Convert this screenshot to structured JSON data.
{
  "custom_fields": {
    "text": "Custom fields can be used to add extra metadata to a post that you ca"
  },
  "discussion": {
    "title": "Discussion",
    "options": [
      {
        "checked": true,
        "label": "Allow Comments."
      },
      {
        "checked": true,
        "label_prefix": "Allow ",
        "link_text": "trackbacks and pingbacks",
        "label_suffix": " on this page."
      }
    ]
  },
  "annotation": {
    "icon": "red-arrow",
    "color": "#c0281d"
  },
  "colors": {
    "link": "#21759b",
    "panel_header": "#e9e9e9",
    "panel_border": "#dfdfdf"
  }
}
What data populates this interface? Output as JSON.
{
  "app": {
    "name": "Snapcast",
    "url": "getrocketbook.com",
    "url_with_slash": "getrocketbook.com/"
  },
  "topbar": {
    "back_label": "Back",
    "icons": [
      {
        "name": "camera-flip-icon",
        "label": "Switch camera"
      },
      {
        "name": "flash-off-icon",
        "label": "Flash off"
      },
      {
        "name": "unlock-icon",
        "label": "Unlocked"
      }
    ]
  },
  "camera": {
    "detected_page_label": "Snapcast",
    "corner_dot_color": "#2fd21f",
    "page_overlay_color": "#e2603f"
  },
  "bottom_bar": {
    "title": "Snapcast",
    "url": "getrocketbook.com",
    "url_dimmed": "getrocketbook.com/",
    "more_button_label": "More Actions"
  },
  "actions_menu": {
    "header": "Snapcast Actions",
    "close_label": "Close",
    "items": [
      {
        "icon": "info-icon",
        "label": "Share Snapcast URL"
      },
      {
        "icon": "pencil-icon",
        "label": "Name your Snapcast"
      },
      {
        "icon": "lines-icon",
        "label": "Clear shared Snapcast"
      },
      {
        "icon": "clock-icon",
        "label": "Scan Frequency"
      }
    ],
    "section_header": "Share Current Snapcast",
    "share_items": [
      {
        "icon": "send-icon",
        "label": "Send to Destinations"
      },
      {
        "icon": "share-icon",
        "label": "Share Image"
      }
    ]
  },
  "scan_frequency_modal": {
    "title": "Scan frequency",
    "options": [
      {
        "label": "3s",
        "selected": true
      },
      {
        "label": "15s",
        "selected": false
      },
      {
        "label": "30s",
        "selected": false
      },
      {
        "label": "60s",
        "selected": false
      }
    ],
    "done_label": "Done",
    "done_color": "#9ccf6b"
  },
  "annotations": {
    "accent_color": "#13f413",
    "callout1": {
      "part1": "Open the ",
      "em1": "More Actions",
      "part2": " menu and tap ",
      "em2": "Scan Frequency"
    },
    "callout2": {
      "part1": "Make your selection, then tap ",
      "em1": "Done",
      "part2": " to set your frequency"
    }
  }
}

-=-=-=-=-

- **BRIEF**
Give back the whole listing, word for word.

- **SOLUTION TO THE PROBLEM**
Convert this screenshot to structured JSON data.
{
  "custom_fields": {
    "text": "Custom fields can be used to add extra metadata to a post that you ca"
  },
  "discussion": {
    "title": "Discussion",
    "options": [
      {
        "checked": true,
        "label": "Allow Comments."
      },
      {
        "checked": true,
        "label_prefix": "Allow ",
        "link_text": "trackbacks and pingbacks",
        "label_suffix": " on this page."
      }
    ]
  },
  "annotation": {
    "icon": "red-arrow",
    "color": "#c0281d"
  },
  "colors": {
    "link": "#21759b",
    "panel_header": "#e9e9e9",
    "panel_border": "#dfdfdf"
  }
}
What data populates this interface? Output as JSON.
{
  "app": {
    "name": "Snapcast",
    "url": "getrocketbook.com",
    "url_with_slash": "getrocketbook.com/"
  },
  "topbar": {
    "back_label": "Back",
    "icons": [
      {
        "name": "camera-flip-icon",
        "label": "Switch camera"
      },
      {
        "name": "flash-off-icon",
        "label": "Flash off"
      },
      {
        "name": "unlock-icon",
        "label": "Unlocked"
      }
    ]
  },
  "camera": {
    "detected_page_label": "Snapcast",
    "corner_dot_color": "#2fd21f",
    "page_overlay_color": "#e2603f"
  },
  "bottom_bar": {
    "title": "Snapcast",
    "url": "getrocketbook.com",
    "url_dimmed": "getrocketbook.com/",
    "more_button_label": "More Actions"
  },
  "actions_menu": {
    "header": "Snapcast Actions",
    "close_label": "Close",
    "items": [
      {
        "icon": "info-icon",
        "label": "Share Snapcast URL"
      },
      {
        "icon": "pencil-icon",
        "label": "Name your Snapcast"
      },
      {
        "icon": "lines-icon",
        "label": "Clear shared Snapcast"
      },
      {
        "icon": "clock-icon",
        "label": "Scan Frequency"
      }
    ],
    "section_header": "Share Current Snapcast",
    "share_items": [
      {
        "icon": "send-icon",
        "label": "Send to Destinations"
      },
      {
        "icon": "share-icon",
        "label": "Share Image"
      }
    ]
  },
  "scan_frequency_modal": {
    "title": "Scan frequency",
    "options": [
      {
        "label": "3s",
        "selected": true
      },
      {
        "label": "15s",
        "selected": false
      },
      {
        "label": "30s",
        "selected": false
      },
      {
        "label": "60s",
        "selected": false
      }
    ],
    "done_label": "Done",
    "done_color": "#9ccf6b"
  },
  "annotations": {
    "accent_color": "#13f413",
    "callout1": {
      "part1": "Open the ",
      "em1": "More Actions",
      "part2": " menu and tap ",
      "em2": "Scan Frequency"
    },
    "callout2": {
      "part1": "Make your selection, then tap ",
      "em1": "Done",
      "part2": " to set your frequency"
    }
  }
}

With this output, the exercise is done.